Activity.
Can you pull out each line of the data below that includes the word "wildcards"?
* * * * * * * * *
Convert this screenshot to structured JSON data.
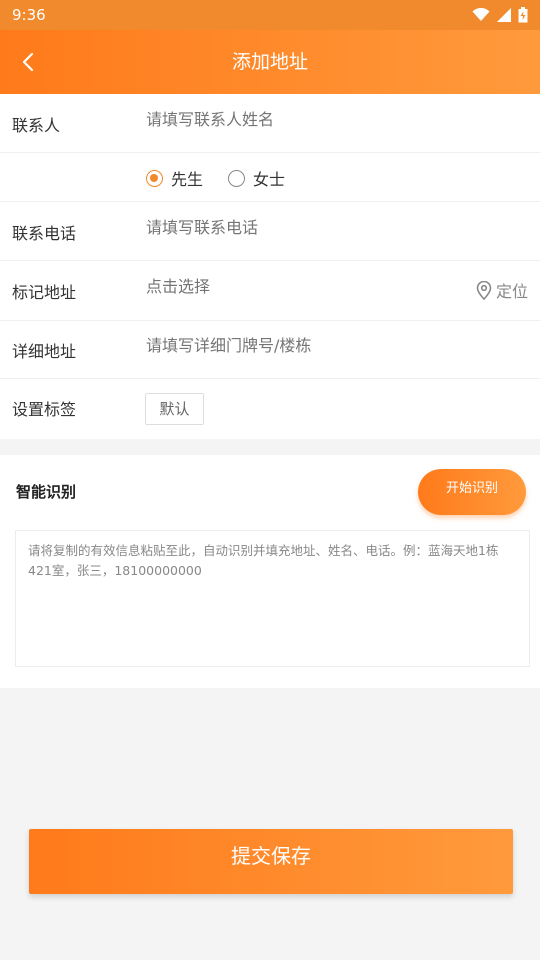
{
  "status_bar": {
    "time": "9:36"
  },
  "app_bar": {
    "title": "添加地址"
  },
  "form": {
    "contact": {
      "label": "联系人",
      "placeholder": "请填写联系人姓名"
    },
    "gender": {
      "options": [
        "先生",
        "女士"
      ],
      "selected": "先生"
    },
    "phone": {
      "label": "联系电话",
      "placeholder": "请填写联系电话"
    },
    "mark_address": {
      "label": "标记地址",
      "placeholder": "点击选择",
      "locate_label": "定位"
    },
    "detail_address": {
      "label": "详细地址",
      "placeholder": "请填写详细门牌号/楼栋"
    },
    "tag": {
      "label": "设置标签",
      "chip": "默认"
    }
  },
  "smart": {
    "title": "智能识别",
    "button": "开始识别",
    "placeholder": "请将复制的有效信息粘贴至此，自动识别并填充地址、姓名、电话。例：蓝海天地1栋421室，张三，18100000000"
  },
  "submit": {
    "label": "提交保存"
  },
  "colors": {
    "accent": "#ff7a1a",
    "accent_light": "#ff9a3c"
  }
}
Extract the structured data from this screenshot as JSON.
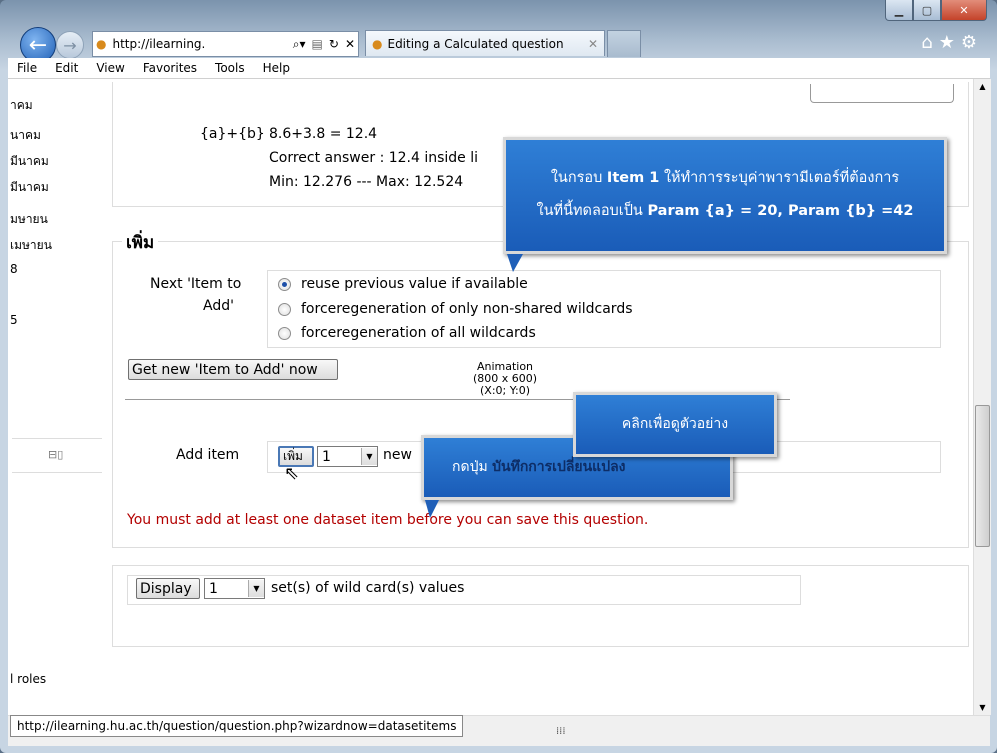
{
  "browser": {
    "address": "http://ilearning.",
    "tab_title": "Editing a Calculated question",
    "status_url": "http://ilearning.hu.ac.th/question/question.php?wizardnow=datasetitems"
  },
  "menu": [
    "File",
    "Edit",
    "View",
    "Favorites",
    "Tools",
    "Help"
  ],
  "left_nav": [
    "าคม",
    "นาคม",
    "มีนาคม",
    "มีนาคม",
    "มษายน",
    "เมษายน",
    "8",
    "5"
  ],
  "left_nav_bottom": "l roles",
  "formula": {
    "expr": "{a}+{b}",
    "calc": "8.6+3.8 = 12.4",
    "correct": "Correct answer : 12.4 inside li",
    "minmax": "Min: 12.276 --- Max: 12.524"
  },
  "add_section": {
    "legend": "เพิ่ม",
    "next_label_1": "Next 'Item to",
    "next_label_2": "Add'",
    "options": [
      "reuse previous value if available",
      "forceregeneration of only non-shared wildcards",
      "forceregeneration of all wildcards"
    ],
    "get_new_button": "Get new 'Item to Add' now",
    "add_item_label": "Add item",
    "add_button": "เพิ่ม",
    "add_count": "1",
    "add_suffix": "new",
    "error": "You must add at least one dataset item before you can save this question."
  },
  "animation": {
    "l1": "Animation",
    "l2": "(800 x 600)",
    "l3": "(X:0; Y:0)"
  },
  "display_section": {
    "button": "Display",
    "count": "1",
    "suffix": "set(s) of wild card(s) values"
  },
  "callouts": {
    "main_l1_pre": "ในกรอบ ",
    "main_l1_bold": "Item 1",
    "main_l1_post": " ให้ทำการระบุค่าพารามีเตอร์ที่ต้องการ",
    "main_l2_pre": "ในที่นี้ทดลอบเป็น ",
    "main_l2_bold": "Param {a} = 20, Param {b} =42",
    "click": "คลิกเพื่อดูตัวอย่าง",
    "press_pre": "กดปุ่ม ",
    "press_bold": "บันทึกการเปลี่ยนแปลง"
  },
  "colors": {
    "error": "#b30000",
    "callout": "#1f66c4"
  }
}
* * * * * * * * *
Task output.
      "forceregeneration of only non-shared wildcards",
      "forceregeneration of all wildcards"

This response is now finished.